Figure 1. (a) Measured plasma-mirror FROG trace. The VUV pulse generated in the Ar cell passes the LiF lens prior to the plasma-mirror reflection. (b) FROG trace retrieved with the LSGPA. The FROG error is $G=0.058472$. The size of the FROG traces is $256\times 210$ pixels.

Figure 1

Figure 2. Temporal waveform of the VUV pulse extracted from the plasma-mirror FROG trace in Figure 1(a) by (a) the LSGPA and (b) the PCGPA. The solid and dotted lines indicate the intensity and relative phase, respectively. The intensity is normalized at the maximum.

Figure 2

Figure 3. Plasma-mirror reflectivity difference, $R(t)-R_{0}$, extracted from the plasma-mirror FROG trace in Figure 1(a) based on (a) the LSGPA and (b) the PCGPA.

Figure 3

Figure 4. Measured plasma-mirror FROG trace. The VUV pulse generated in the Ar cell passes the LiF lens and the $\text{CaF}_{2}$ plate prior to the plasma-mirror reflection. (b) FROG trace retrieved with the LSGPA. The FROG error is $G=0.037868$. The size of the FROG traces is $256\times 330$ pixels.
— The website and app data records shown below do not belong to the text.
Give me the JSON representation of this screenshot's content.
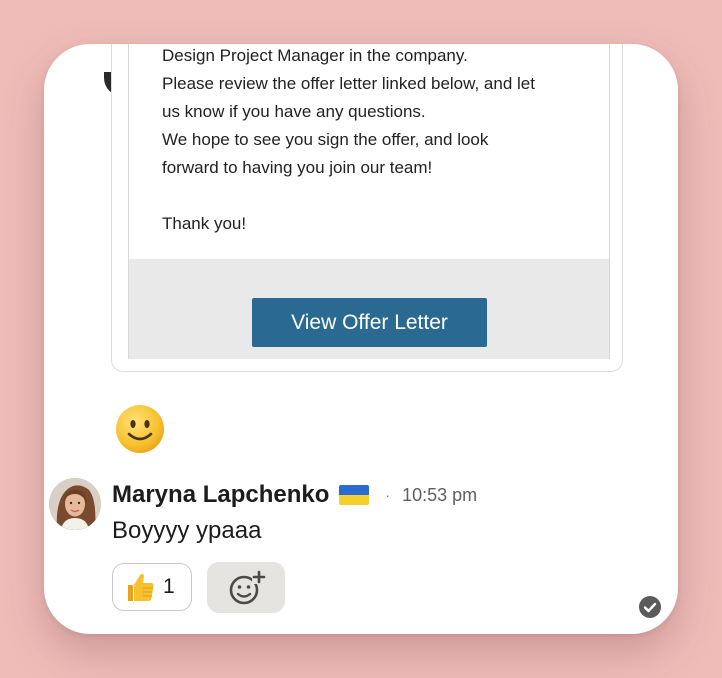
{
  "email": {
    "lines": [
      "Design Project Manager in the company.",
      "Please review the offer letter linked below, and let",
      "us know if you have any questions.",
      "We hope to see you sign the offer, and look",
      "forward to having you join our team!",
      "Thank you!"
    ],
    "button_label": "View Offer Letter",
    "button_color": "#2a6a92"
  },
  "reaction_emoji_icon": "slightly-smiling-face-icon",
  "message": {
    "author": "Maryna Lapchenko",
    "flag_icon": "ukraine-flag-icon",
    "separator": "·",
    "time": "10:53 pm",
    "text": "Boyyyy ypaaa"
  },
  "reactions": [
    {
      "icon": "thumbs-up-icon",
      "count": "1"
    }
  ],
  "add_reaction_icon": "add-reaction-icon",
  "status_icon": "check-circle-icon",
  "colors": {
    "background": "#efbcb8",
    "card": "#ffffff",
    "email_footer": "#e9e9e9",
    "add_reaction_bg": "#e6e4e1"
  }
}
Figure 4

Figure 5. (a) Temporal and (b) spectral waveform of the VUV pulse extracted from the plasma-mirror FROG trace in Figure 4(a) based on the LSGPA. The solid and dotted lines indicate the intensity and relative phase, respectively. The intensity is normalized at the maximum. The GDD induced by the LiF lens and the $\text{CaF}_{2}$ plate is plotted as a grey line in (b).

Figure 5

Figure 6. Plasma-mirror reflectivity difference, $R(t)-R_{0}$, extracted from the plasma-mirror FROG trace in Figure 4(a) based on the LSGPA.